---------- TASK MATERIAL ----------

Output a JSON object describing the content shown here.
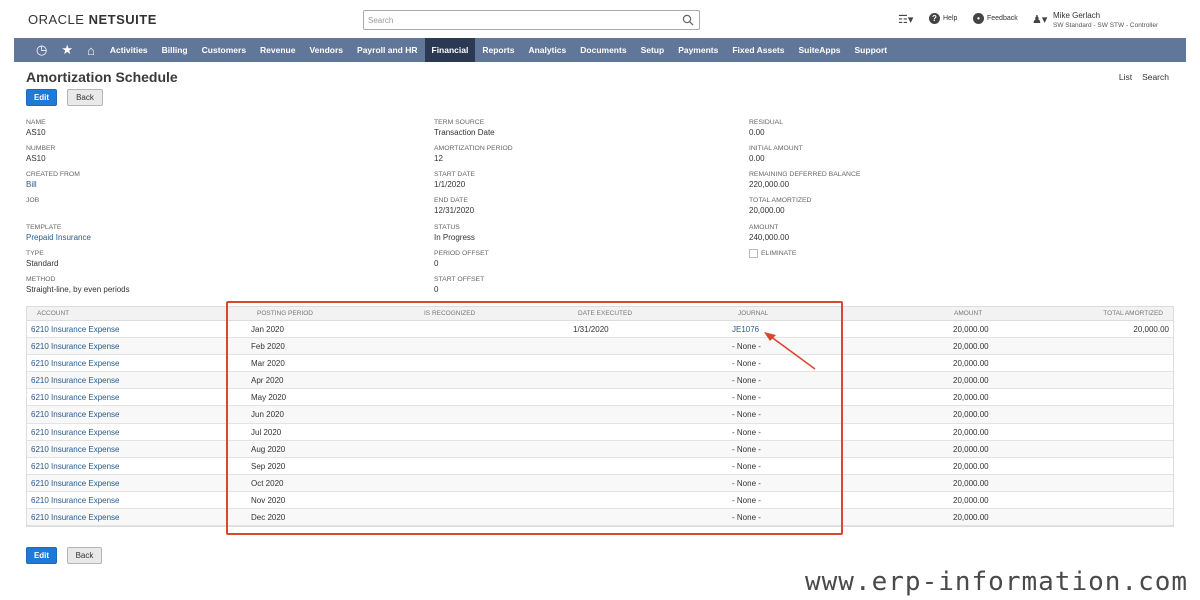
{
  "header": {
    "logo_regular": "ORACLE ",
    "logo_bold": "NETSUITE",
    "search_placeholder": "Search",
    "help_label": "Help",
    "feedback_label": "Feedback",
    "user_name": "Mike Gerlach",
    "user_role": "SW Standard - SW STW - Controller"
  },
  "nav": {
    "items": [
      "Activities",
      "Billing",
      "Customers",
      "Revenue",
      "Vendors",
      "Payroll and HR",
      "Financial",
      "Reports",
      "Analytics",
      "Documents",
      "Setup",
      "Payments",
      "Fixed Assets",
      "SuiteApps",
      "Support"
    ],
    "active": "Financial"
  },
  "page": {
    "title": "Amortization Schedule",
    "list_link": "List",
    "search_link": "Search",
    "edit_label": "Edit",
    "back_label": "Back"
  },
  "fields": {
    "name_label": "NAME",
    "name_value": "AS10",
    "number_label": "NUMBER",
    "number_value": "AS10",
    "created_from_label": "CREATED FROM",
    "created_from_value": "Bill",
    "job_label": "JOB",
    "template_label": "TEMPLATE",
    "template_value": "Prepaid Insurance",
    "type_label": "TYPE",
    "type_value": "Standard",
    "method_label": "METHOD",
    "method_value": "Straight-line, by even periods",
    "term_source_label": "TERM SOURCE",
    "term_source_value": "Transaction Date",
    "amort_period_label": "AMORTIZATION PERIOD",
    "amort_period_value": "12",
    "start_date_label": "START DATE",
    "start_date_value": "1/1/2020",
    "end_date_label": "END DATE",
    "end_date_value": "12/31/2020",
    "status_label": "STATUS",
    "status_value": "In Progress",
    "period_offset_label": "PERIOD OFFSET",
    "period_offset_value": "0",
    "start_offset_label": "START OFFSET",
    "start_offset_value": "0",
    "residual_label": "RESIDUAL",
    "residual_value": "0.00",
    "initial_amount_label": "INITIAL AMOUNT",
    "initial_amount_value": "0.00",
    "remaining_label": "REMAINING DEFERRED BALANCE",
    "remaining_value": "220,000.00",
    "total_amortized_label": "TOTAL AMORTIZED",
    "total_amortized_value": "20,000.00",
    "amount_label": "AMOUNT",
    "amount_value": "240,000.00",
    "eliminate_label": "ELIMINATE"
  },
  "table": {
    "headers": {
      "account": "ACCOUNT",
      "posting_period": "POSTING PERIOD",
      "is_recognized": "IS RECOGNIZED",
      "date_executed": "DATE EXECUTED",
      "journal": "JOURNAL",
      "amount": "AMOUNT",
      "total_amortized": "TOTAL AMORTIZED"
    },
    "rows": [
      {
        "account": "6210 Insurance Expense",
        "period": "Jan 2020",
        "date": "1/31/2020",
        "journal": "JE1076",
        "amount": "20,000.00",
        "total": "20,000.00"
      },
      {
        "account": "6210 Insurance Expense",
        "period": "Feb 2020",
        "date": "",
        "journal": "- None -",
        "amount": "20,000.00",
        "total": ""
      },
      {
        "account": "6210 Insurance Expense",
        "period": "Mar 2020",
        "date": "",
        "journal": "- None -",
        "amount": "20,000.00",
        "total": ""
      },
      {
        "account": "6210 Insurance Expense",
        "period": "Apr 2020",
        "date": "",
        "journal": "- None -",
        "amount": "20,000.00",
        "total": ""
      },
      {
        "account": "6210 Insurance Expense",
        "period": "May 2020",
        "date": "",
        "journal": "- None -",
        "amount": "20,000.00",
        "total": ""
      },
      {
        "account": "6210 Insurance Expense",
        "period": "Jun 2020",
        "date": "",
        "journal": "- None -",
        "amount": "20,000.00",
        "total": ""
      },
      {
        "account": "6210 Insurance Expense",
        "period": "Jul 2020",
        "date": "",
        "journal": "- None -",
        "amount": "20,000.00",
        "total": ""
      },
      {
        "account": "6210 Insurance Expense",
        "period": "Aug 2020",
        "date": "",
        "journal": "- None -",
        "amount": "20,000.00",
        "total": ""
      },
      {
        "account": "6210 Insurance Expense",
        "period": "Sep 2020",
        "date": "",
        "journal": "- None -",
        "amount": "20,000.00",
        "total": ""
      },
      {
        "account": "6210 Insurance Expense",
        "period": "Oct 2020",
        "date": "",
        "journal": "- None -",
        "amount": "20,000.00",
        "total": ""
      },
      {
        "account": "6210 Insurance Expense",
        "period": "Nov 2020",
        "date": "",
        "journal": "- None -",
        "amount": "20,000.00",
        "total": ""
      },
      {
        "account": "6210 Insurance Expense",
        "period": "Dec 2020",
        "date": "",
        "journal": "- None -",
        "amount": "20,000.00",
        "total": ""
      }
    ]
  },
  "watermark": "www.erp-information.com",
  "colors": {
    "nav_bg": "#607799",
    "nav_active": "#2b3a52",
    "primary_button": "#1f79d6",
    "highlight_box": "#d8472e",
    "link": "#2a5a8a"
  },
  "icons": [
    "search-icon",
    "history-icon",
    "star-icon",
    "home-icon",
    "help-icon",
    "feedback-icon",
    "user-icon",
    "arrow-annotation"
  ]
}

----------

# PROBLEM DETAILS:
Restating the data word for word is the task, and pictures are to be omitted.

# WRITTEN ANSWER:
Output a JSON object describing the content shown here.
{
  "header": {
    "logo_regular": "ORACLE ",
    "logo_bold": "NETSUITE",
    "search_placeholder": "Search",
    "help_label": "Help",
    "feedback_label": "Feedback",
    "user_name": "Mike Gerlach",
    "user_role": "SW Standard - SW STW - Controller"
  },
  "nav": {
    "items": [
      "Activities",
      "Billing",
      "Customers",
      "Revenue",
      "Vendors",
      "Payroll and HR",
      "Financial",
      "Reports",
      "Analytics",
      "Documents",
      "Setup",
      "Payments",
      "Fixed Assets",
      "SuiteApps",
      "Support"
    ],
    "active": "Financial"
  },
  "page": {
    "title": "Amortization Schedule",
    "list_link": "List",
    "search_link": "Search",
    "edit_label": "Edit",
    "back_label": "Back"
  },
  "fields": {
    "name_label": "NAME",
    "name_value": "AS10",
    "number_label": "NUMBER",
    "number_value": "AS10",
    "created_from_label": "CREATED FROM",
    "created_from_value": "Bill",
    "job_label": "JOB",
    "template_label": "TEMPLATE",
    "template_value": "Prepaid Insurance",
    "type_label": "TYPE",
    "type_value": "Standard",
    "method_label": "METHOD",
    "method_value": "Straight-line, by even periods",
    "term_source_label": "TERM SOURCE",
    "term_source_value": "Transaction Date",
    "amort_period_label": "AMORTIZATION PERIOD",
    "amort_period_value": "12",
    "start_date_label": "START DATE",
    "start_date_value": "1/1/2020",
    "end_date_label": "END DATE",
    "end_date_value": "12/31/2020",
    "status_label": "STATUS",
    "status_value": "In Progress",
    "period_offset_label": "PERIOD OFFSET",
    "period_offset_value": "0",
    "start_offset_label": "START OFFSET",
    "start_offset_value": "0",
    "residual_label": "RESIDUAL",
    "residual_value": "0.00",
    "initial_amount_label": "INITIAL AMOUNT",
    "initial_amount_value": "0.00",
    "remaining_label": "REMAINING DEFERRED BALANCE",
    "remaining_value": "220,000.00",
    "total_amortized_label": "TOTAL AMORTIZED",
    "total_amortized_value": "20,000.00",
    "amount_label": "AMOUNT",
    "amount_value": "240,000.00",
    "eliminate_label": "ELIMINATE"
  },
  "table": {
    "headers": {
      "account": "ACCOUNT",
      "posting_period": "POSTING PERIOD",
      "is_recognized": "IS RECOGNIZED",
      "date_executed": "DATE EXECUTED",
      "journal": "JOURNAL",
      "amount": "AMOUNT",
      "total_amortized": "TOTAL AMORTIZED"
    },
    "rows": [
      {
        "account": "6210 Insurance Expense",
        "period": "Jan 2020",
        "date": "1/31/2020",
        "journal": "JE1076",
        "amount": "20,000.00",
        "total": "20,000.00"
      },
      {
        "account": "6210 Insurance Expense",
        "period": "Feb 2020",
        "date": "",
        "journal": "- None -",
        "amount": "20,000.00",
        "total": ""
      },
      {
        "account": "6210 Insurance Expense",
        "period": "Mar 2020",
        "date": "",
        "journal": "- None -",
        "amount": "20,000.00",
        "total": ""
      },
      {
        "account": "6210 Insurance Expense",
        "period": "Apr 2020",
        "date": "",
        "journal": "- None -",
        "amount": "20,000.00",
        "total": ""
      },
      {
        "account": "6210 Insurance Expense",
        "period": "May 2020",
        "date": "",
        "journal": "- None -",
        "amount": "20,000.00",
        "total": ""
      },
      {
        "account": "6210 Insurance Expense",
        "period": "Jun 2020",
        "date": "",
        "journal": "- None -",
        "amount": "20,000.00",
        "total": ""
      },
      {
        "account": "6210 Insurance Expense",
        "period": "Jul 2020",
        "date": "",
        "journal": "- None -",
        "amount": "20,000.00",
        "total": ""
      },
      {
        "account": "6210 Insurance Expense",
        "period": "Aug 2020",
        "date": "",
        "journal": "- None -",
        "amount": "20,000.00",
        "total": ""
      },
      {
        "account": "6210 Insurance Expense",
        "period": "Sep 2020",
        "date": "",
        "journal": "- None -",
        "amount": "20,000.00",
        "total": ""
      },
      {
        "account": "6210 Insurance Expense",
        "period": "Oct 2020",
        "date": "",
        "journal": "- None -",
        "amount": "20,000.00",
        "total": ""
      },
      {
        "account": "6210 Insurance Expense",
        "period": "Nov 2020",
        "date": "",
        "journal": "- None -",
        "amount": "20,000.00",
        "total": ""
      },
      {
        "account": "6210 Insurance Expense",
        "period": "Dec 2020",
        "date": "",
        "journal": "- None -",
        "amount": "20,000.00",
        "total": ""
      }
    ]
  },
  "watermark": "www.erp-information.com",
  "colors": {
    "nav_bg": "#607799",
    "nav_active": "#2b3a52",
    "primary_button": "#1f79d6",
    "highlight_box": "#d8472e",
    "link": "#2a5a8a"
  },
  "icons": [
    "search-icon",
    "history-icon",
    "star-icon",
    "home-icon",
    "help-icon",
    "feedback-icon",
    "user-icon",
    "arrow-annotation"
  ]
}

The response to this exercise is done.